Guatemala’s Constitution, which also prevents Colom from running for a consecutive term, prohibits family members from running to prevent family dynasties. In an emotional address in April, Torres said, “I am divorcing my husband, but marrying the people. … I am not going to be the first or last woman who decides to get a divorce, but I am the only one to divorce for her country.”
The divorce was scandalous in a country where churches big and small, Catholic and evangelical, sit on every street of every city and village. The powerful Catholic Bishops’ Conference said the institution of marriage was not negotiable.
The perhaps more powerful association that represents big business owners, CACIF, was less charitable. “These actions illustrate the decline of moral values of society,” the group said in a statement. “How can we expect to restore Guatemala’s moral and fundamental values if its presidential pair send a message like this?”
A political bulldog with Tammy Faye Baker eyes, Torres has defended her decision to end the civil marriage.
But the divorce was followed by a series of scandals, including a legal effort by her own sister to invalidate Torres’ candidacy.

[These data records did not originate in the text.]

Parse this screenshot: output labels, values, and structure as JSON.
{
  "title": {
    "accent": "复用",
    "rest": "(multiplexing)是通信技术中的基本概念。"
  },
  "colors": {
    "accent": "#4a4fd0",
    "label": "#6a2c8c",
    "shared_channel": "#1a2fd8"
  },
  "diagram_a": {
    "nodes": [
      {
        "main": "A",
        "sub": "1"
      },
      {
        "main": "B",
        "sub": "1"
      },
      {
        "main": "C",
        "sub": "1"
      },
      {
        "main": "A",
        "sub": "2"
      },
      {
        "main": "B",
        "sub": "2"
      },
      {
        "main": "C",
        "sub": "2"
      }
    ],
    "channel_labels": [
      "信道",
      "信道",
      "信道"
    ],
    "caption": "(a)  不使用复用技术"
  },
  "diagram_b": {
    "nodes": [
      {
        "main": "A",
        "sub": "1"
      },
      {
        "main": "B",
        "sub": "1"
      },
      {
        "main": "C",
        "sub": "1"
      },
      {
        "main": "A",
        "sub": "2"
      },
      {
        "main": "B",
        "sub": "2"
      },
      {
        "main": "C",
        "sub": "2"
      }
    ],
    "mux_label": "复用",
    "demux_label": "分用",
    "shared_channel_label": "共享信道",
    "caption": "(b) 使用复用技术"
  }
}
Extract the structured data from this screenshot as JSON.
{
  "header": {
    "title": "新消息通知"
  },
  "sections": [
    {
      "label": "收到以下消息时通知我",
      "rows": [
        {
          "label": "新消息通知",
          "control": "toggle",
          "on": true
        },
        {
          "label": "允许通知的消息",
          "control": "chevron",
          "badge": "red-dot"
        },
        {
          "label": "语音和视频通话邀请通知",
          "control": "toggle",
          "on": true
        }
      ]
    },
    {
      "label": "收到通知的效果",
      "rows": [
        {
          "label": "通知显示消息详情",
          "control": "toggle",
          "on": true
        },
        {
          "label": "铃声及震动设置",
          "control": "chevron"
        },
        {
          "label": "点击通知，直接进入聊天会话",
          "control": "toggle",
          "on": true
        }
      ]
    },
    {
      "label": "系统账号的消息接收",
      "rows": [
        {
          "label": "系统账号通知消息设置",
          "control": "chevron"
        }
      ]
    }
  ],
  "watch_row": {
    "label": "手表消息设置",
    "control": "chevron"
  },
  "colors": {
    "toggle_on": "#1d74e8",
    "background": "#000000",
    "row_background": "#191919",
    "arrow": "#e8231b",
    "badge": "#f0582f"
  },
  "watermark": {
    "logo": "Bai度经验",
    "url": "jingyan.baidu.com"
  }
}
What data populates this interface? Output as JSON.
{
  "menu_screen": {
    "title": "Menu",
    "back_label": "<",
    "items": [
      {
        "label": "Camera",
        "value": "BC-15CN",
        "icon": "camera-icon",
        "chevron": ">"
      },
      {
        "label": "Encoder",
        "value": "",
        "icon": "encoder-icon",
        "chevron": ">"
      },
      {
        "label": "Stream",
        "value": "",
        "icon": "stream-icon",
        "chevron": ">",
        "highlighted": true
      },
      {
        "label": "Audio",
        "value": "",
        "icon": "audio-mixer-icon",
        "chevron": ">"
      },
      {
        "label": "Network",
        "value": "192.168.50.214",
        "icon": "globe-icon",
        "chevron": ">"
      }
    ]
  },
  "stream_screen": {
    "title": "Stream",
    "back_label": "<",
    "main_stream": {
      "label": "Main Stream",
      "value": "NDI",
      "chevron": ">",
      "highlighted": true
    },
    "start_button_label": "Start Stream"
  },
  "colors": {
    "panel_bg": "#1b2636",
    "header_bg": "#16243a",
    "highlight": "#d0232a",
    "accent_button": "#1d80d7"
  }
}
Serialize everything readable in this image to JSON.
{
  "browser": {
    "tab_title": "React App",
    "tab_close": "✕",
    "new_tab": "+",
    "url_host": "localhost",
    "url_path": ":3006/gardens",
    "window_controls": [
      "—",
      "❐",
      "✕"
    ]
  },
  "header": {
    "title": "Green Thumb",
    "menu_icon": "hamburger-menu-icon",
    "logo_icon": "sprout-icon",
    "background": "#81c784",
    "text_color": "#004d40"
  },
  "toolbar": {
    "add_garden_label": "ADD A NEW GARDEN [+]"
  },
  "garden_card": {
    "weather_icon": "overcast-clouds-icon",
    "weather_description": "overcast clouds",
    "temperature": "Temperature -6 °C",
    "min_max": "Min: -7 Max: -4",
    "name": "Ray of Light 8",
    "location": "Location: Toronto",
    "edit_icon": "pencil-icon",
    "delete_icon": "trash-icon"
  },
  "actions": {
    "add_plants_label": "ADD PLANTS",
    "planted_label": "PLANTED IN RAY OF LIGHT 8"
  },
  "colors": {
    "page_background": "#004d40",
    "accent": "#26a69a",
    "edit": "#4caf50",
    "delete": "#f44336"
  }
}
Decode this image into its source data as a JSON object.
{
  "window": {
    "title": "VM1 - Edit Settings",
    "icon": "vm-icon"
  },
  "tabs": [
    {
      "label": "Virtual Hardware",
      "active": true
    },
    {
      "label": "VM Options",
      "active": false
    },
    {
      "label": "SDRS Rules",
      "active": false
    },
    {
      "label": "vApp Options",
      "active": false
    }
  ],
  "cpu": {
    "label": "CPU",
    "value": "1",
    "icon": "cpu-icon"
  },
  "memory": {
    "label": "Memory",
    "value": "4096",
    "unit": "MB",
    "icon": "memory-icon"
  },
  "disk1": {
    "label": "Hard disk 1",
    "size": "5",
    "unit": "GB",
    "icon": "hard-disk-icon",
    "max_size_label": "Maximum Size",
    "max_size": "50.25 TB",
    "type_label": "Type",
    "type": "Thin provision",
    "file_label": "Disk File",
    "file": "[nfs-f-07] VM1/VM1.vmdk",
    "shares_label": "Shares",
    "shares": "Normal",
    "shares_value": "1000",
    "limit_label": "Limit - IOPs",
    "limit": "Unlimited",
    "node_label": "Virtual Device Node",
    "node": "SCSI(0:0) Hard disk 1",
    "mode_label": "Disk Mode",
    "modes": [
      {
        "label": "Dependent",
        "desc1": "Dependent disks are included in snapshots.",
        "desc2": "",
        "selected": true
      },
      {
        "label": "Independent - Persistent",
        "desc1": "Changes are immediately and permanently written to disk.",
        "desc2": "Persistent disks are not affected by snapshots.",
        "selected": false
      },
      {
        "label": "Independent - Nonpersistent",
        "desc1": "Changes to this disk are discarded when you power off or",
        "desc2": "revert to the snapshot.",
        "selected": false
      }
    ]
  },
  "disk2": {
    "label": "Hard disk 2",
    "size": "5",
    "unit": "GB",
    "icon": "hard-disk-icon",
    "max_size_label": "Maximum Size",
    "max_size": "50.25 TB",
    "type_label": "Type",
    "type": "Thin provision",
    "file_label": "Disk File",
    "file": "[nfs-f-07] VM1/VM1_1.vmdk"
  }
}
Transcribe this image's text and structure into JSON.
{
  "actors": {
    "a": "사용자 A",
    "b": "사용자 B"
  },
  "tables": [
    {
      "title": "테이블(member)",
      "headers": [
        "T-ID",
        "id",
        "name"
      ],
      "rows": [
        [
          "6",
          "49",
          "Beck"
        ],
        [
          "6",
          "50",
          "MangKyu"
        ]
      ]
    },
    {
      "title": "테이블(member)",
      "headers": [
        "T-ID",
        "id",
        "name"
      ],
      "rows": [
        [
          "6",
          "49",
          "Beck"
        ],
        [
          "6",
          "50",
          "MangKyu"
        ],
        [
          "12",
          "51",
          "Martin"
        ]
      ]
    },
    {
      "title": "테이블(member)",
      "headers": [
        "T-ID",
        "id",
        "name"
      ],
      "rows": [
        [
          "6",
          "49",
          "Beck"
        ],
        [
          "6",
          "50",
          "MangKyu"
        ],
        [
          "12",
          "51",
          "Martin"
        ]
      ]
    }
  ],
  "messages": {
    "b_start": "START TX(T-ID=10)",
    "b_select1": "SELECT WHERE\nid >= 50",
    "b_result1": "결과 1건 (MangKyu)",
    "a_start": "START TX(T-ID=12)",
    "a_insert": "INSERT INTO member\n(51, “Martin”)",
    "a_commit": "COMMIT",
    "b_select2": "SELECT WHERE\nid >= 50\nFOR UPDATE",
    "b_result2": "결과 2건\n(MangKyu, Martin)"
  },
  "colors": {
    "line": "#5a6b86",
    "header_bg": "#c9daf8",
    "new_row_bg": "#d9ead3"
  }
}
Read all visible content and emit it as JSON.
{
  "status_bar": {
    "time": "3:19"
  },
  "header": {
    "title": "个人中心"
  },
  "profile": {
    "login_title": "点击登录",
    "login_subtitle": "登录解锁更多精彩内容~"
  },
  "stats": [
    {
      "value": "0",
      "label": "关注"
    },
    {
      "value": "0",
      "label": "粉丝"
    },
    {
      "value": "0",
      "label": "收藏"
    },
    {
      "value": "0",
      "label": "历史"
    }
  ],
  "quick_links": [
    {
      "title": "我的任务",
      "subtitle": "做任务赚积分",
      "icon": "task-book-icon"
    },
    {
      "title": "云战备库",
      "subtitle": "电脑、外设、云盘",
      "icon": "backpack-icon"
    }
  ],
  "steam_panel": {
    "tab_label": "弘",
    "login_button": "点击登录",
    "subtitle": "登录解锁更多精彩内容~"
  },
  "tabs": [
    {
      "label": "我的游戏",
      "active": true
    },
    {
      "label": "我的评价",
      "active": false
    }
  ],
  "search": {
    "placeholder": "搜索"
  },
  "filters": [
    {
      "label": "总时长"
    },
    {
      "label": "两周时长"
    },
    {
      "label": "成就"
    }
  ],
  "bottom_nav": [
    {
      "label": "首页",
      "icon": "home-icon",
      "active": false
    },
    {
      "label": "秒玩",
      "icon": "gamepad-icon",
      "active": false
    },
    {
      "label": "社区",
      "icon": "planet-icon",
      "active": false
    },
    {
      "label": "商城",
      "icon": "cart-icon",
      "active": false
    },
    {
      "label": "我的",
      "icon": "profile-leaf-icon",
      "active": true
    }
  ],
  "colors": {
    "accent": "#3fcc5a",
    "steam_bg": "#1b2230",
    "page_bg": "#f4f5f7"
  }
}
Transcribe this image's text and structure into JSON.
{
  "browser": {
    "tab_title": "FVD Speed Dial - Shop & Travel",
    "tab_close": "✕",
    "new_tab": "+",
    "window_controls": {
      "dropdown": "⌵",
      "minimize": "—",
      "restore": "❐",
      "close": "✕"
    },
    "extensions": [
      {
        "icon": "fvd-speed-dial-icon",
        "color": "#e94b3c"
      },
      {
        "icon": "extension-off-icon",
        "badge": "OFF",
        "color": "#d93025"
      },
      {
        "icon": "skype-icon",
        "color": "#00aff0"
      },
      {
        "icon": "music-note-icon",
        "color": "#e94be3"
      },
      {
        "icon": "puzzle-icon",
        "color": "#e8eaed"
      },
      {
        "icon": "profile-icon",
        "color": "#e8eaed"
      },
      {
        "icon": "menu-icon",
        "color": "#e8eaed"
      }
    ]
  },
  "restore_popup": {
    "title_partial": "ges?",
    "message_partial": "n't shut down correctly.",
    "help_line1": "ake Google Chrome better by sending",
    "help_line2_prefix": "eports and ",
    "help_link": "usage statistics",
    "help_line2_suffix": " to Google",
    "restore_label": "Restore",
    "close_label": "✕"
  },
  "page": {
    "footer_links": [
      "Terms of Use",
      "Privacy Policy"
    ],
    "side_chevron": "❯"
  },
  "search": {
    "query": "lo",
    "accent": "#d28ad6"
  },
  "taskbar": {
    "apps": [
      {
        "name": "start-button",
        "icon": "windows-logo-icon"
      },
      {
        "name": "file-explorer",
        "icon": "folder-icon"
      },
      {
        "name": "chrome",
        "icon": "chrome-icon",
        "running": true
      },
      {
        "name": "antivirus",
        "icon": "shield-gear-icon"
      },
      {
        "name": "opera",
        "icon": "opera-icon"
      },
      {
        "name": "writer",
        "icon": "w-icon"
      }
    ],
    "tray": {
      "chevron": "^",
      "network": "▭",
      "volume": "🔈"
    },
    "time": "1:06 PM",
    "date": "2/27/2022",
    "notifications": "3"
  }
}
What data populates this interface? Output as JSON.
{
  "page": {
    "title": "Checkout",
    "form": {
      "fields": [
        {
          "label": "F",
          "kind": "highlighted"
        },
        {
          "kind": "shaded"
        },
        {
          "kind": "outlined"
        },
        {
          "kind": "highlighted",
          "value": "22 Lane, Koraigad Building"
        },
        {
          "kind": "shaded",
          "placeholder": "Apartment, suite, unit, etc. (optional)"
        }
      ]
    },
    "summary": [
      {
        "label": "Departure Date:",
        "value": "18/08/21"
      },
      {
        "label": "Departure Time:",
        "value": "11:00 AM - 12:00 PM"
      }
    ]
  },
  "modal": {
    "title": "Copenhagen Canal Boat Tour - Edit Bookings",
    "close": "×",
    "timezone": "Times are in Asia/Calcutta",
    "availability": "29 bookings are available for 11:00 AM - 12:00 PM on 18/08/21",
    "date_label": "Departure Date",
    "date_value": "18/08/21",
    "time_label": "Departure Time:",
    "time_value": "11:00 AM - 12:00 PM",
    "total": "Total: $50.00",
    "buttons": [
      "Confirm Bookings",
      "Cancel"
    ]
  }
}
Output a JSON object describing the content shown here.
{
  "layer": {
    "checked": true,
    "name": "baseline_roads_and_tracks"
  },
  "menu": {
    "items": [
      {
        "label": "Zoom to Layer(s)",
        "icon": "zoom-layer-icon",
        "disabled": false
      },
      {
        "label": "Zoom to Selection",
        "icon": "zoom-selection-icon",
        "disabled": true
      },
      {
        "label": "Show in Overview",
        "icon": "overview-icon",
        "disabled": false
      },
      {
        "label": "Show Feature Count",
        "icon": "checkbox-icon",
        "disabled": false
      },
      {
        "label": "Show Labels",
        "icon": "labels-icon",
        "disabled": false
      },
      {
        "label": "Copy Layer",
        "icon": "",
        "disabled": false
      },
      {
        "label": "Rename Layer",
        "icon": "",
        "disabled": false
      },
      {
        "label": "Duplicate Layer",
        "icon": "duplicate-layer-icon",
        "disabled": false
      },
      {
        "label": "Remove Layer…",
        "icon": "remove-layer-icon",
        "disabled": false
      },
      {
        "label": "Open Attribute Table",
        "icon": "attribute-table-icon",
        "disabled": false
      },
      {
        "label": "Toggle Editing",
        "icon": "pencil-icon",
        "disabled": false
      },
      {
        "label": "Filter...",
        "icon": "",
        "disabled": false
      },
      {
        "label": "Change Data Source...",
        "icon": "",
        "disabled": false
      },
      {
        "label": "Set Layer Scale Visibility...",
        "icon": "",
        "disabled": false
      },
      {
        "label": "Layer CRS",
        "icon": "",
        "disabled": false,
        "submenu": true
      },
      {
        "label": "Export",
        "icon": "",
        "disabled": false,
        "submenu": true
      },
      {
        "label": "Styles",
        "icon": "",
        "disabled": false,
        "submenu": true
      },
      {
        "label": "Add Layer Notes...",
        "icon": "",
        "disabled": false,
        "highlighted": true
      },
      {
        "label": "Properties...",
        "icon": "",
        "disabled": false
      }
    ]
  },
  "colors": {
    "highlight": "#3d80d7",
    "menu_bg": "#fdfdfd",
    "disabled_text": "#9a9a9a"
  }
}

“The divorce has been a distraction that she has not really been able to overcome,” says Guillermo Méndez, a professor at Guatemala’s Francisco Marroquín University and founder of the Institute for Services to the Nation, which is trying to inform voters on candidate positions. “Her campaign has not recovered enough for her to be able to deliver her message.”